Papers, reports and speeches on youth homelessness and other relevant issues.
See Also: Multimedia
Developed by Hope Street Youth and Family Services
A research project by Hope Street Youth and Family Services in response to youth homelessness in Melton
Mental health and homelessness have a bidirectional relationship, with poorer mental health associated with a lower likelihood of achieving stable housing, and unstable housing contributing to worsening mental health. International studies have revealed that up to 98% of youth have at least one mental health disorder. In Australia, just over 50% of young people report having been diagnosed with at least one mental health condition, and that does not include those who are not yet formally diagnosed. Young people experiencing both homelessness and mental ill-health are Victoria's most vulnerable citizens.
Hope Street's July 2019 submission to the Royal Commission into Victoria’s Mental Health System addresses Question 2 of the formal submission process: What is already working well and what can be done better to prevent mental illness and to support people to get early treatment and support?
Hope Street's submission to the Parliamentary Inquiry into Homelessness in Victoria brings to the fore the issues of most concern for young people and young families who are experiencing homelessness in Victoria.
Hope Street interviewed and consulted with current and previous Hope Street clients, and their Case Managers, to capture their voices and opinions on how Victoria can best respond to youth homelessness. Overwhelmingly, the most pressing feedback we received from young people is that youth homelessness requires a specialist response that is different to the response required by the general homeless population. In the absence of youth-specific responses, young people are often missing out on resources and falling through the gaps.
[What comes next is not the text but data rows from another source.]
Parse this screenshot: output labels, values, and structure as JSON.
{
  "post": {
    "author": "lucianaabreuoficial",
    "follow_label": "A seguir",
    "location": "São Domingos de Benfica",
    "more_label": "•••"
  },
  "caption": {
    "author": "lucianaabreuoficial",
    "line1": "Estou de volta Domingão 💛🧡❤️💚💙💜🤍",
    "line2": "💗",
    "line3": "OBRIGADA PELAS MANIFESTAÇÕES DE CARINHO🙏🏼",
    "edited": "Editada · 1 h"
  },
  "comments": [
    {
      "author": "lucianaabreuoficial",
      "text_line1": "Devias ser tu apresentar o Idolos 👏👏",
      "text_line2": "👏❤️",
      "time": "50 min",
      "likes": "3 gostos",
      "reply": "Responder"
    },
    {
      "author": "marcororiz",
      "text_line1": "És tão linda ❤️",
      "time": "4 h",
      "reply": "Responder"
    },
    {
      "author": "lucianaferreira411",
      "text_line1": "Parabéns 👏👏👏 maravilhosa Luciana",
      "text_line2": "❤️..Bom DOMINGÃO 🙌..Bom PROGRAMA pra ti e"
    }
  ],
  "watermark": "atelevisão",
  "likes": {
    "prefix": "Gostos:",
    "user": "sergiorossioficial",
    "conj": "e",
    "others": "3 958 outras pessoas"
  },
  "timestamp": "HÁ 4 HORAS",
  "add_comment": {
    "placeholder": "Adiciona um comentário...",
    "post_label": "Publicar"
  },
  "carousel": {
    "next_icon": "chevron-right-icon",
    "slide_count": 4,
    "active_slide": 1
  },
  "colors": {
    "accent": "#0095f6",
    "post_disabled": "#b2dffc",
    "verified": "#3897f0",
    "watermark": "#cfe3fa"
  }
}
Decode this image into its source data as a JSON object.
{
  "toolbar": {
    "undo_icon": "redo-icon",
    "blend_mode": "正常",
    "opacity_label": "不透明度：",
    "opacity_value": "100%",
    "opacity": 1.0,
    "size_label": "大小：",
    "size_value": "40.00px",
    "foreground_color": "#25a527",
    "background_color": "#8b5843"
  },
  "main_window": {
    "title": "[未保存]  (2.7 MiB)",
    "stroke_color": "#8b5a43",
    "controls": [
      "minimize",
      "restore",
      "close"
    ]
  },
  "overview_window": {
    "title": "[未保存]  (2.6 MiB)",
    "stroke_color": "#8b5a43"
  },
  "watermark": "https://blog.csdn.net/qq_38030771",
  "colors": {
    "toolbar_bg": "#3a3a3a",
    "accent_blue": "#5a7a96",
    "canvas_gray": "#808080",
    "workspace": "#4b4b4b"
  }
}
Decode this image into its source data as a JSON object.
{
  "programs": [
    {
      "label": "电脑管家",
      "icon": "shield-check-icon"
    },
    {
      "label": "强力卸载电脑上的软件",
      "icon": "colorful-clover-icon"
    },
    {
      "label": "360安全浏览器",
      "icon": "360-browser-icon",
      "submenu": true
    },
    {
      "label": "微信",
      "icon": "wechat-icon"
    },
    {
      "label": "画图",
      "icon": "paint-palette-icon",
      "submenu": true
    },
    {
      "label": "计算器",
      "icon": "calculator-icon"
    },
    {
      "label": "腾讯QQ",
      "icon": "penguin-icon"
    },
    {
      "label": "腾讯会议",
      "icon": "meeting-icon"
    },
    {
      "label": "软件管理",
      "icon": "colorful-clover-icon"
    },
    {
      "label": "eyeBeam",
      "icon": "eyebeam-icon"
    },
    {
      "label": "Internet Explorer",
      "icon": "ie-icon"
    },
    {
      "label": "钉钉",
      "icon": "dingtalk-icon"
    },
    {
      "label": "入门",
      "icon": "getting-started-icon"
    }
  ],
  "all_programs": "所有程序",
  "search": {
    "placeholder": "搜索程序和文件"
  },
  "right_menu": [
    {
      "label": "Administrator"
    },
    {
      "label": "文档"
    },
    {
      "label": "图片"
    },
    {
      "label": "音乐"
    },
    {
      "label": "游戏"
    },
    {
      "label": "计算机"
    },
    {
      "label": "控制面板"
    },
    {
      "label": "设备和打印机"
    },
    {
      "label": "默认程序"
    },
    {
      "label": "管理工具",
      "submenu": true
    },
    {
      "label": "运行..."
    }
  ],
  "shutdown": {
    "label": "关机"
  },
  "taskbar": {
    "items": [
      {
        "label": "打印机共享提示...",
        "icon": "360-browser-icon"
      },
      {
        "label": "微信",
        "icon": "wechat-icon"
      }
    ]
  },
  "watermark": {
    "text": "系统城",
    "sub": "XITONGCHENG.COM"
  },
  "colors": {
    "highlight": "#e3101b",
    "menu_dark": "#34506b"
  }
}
Young people also require homelessness services to be available in their own communities, not only centralized in Melbourne city.
In 2015 Hope Street submitted this position paper to the Royal Commission into Family Violence inquiring into and providing practical recommendations on how Victoria's response to family violence could be improved.
In a recent Housing Europe report it was suggested that "the number of people experiencing homelessness has increased in all EU countries under review except for Finland". Homelessness in Finland has been reduced by more than half over the last 25 years, with a significant decline in those who have been homeless for a long time.
This report aims to provide some insights into the model of tackling homelessness in Finland.
A research project by Victoria University evaluating the effectiveness of a new model for improving the lives of young people affected by homelessness.
This is the first national Australian longitudinal study investigating the economic, personal and social costs of youth homelessness over time across a broad range of locations.